How to build a modular Document Management System?

Of course the answer: The DocBox Software is build modular, and can therefore work in different constellations.

Server: This is the central WebServer running in on ROR, connecting with the database.

Scanner-Daemon: This process must be adapted per scanner, in my example using a Fujitso ScanSnap S1300 (described here in GitHub).

Converter-Daemon: This guy does all the work of processing the scanned images he received from the Scanner-Daemon, including OCR processing. For OCR on my local Cubietrack I am using ADOPE PDF, but it also supports tesseract (also pretty good results). I have the Convert-Daemon currently running on my PC and put it into auto-start. So when I boot my PC it automatically starts converting the images and does the OCR. Alternatively the Converter-Daemon could run a Raspberry PI - would just take longer 🙂

Hardware-Daemon: This is currently only implemented for my Cubietrack, you can see the wonderful GREEN button, that triggers the scanning of the document. Its an additional abstraction layer, so the SW can be more easily adjusted to new hardware.

Why is this useful?

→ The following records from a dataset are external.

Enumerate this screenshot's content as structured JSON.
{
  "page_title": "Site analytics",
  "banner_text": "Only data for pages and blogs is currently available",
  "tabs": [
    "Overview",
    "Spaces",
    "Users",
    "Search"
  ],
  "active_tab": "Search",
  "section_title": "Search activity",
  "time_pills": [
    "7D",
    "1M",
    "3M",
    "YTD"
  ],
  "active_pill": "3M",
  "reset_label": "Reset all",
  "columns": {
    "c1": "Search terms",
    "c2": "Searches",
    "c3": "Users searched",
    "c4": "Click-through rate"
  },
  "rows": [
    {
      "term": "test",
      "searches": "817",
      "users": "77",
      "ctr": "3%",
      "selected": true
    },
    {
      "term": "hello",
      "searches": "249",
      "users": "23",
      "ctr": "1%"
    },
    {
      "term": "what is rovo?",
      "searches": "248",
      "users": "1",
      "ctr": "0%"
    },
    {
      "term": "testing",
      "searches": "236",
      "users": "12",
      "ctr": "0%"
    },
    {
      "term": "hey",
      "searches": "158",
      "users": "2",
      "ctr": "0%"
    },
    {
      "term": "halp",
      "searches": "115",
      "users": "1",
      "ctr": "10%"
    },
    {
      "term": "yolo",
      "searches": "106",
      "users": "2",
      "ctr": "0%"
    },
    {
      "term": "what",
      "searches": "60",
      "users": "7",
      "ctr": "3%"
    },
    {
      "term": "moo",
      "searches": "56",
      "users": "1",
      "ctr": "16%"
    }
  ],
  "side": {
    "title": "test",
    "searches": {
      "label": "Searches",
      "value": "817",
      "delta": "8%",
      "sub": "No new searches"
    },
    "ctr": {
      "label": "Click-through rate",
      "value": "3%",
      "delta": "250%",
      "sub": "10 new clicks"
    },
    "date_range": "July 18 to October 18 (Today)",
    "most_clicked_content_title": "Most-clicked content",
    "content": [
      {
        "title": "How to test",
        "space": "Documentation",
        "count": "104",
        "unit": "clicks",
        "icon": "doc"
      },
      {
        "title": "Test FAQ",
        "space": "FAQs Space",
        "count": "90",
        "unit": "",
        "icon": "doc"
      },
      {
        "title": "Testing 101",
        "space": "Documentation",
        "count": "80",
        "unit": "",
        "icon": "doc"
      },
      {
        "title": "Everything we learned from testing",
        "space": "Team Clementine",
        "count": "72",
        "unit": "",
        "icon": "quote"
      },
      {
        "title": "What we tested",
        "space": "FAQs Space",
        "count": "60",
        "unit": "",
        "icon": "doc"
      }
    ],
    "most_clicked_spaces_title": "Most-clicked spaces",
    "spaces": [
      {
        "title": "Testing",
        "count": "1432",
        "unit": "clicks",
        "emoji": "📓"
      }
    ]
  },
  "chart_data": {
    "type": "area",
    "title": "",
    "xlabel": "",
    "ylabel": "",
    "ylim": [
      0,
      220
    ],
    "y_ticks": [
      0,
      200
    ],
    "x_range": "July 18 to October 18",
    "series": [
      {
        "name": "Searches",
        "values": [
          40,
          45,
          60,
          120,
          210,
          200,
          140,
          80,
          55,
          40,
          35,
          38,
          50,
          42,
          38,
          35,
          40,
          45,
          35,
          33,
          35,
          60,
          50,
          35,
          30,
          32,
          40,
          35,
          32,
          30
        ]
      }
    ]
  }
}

This allows scaling and using multiple scanners in different locations, e.g. with one central converter and web-server daemon.  Using the AVAHI-daemon, there is no need to configure IP-addresses, as the components register themself.

How do all this Daemons communicate?

This took my quite a while to get running in a reliable way. But it works, the complete constellation runs for months without any issue.

3 Steps..ONLY
  1. On the same system as the WebServer an AVAHI-Daemon is running, that allows the other modules to use avahi-discover to find the DoxBox-Server in the network.
  2. Using the IP - Address and Port announced bay the AVAHI-Daemon, the external modules connect with the DocBox-Server and register its service by calling a specific URL (there is some need for additional security, but the assumption is, that we are running on a local network  - but I think more security can be easily added). The information that is registered at the server is the IP-address of the Daemon and its port.
  3. Now the server has IP-Address and Port and is using DRB - Distributed Object System for Ruby.

Because I think DRB is so nice, look at this code - so easy to have all the logic in an object available from a remote system.

# Server  ************************************
require 'drb/drb'

# The URI for the server to connect to

class TimeServer

  def get_current_time


# The object that handles requests on the server

$SAFE = 1   # disable eval() and friends

DRb.start_service(URI, FRONT_OBJECT)
# Wait for the drb server thread to finish before exiting.

# Client ************************************
require 'drb/drb'

# The URI to connect to (that was sent from the daemon)


timeserver = DRbObject.new_with_uri(SERVER_URI)
puts timeserver.get_current_time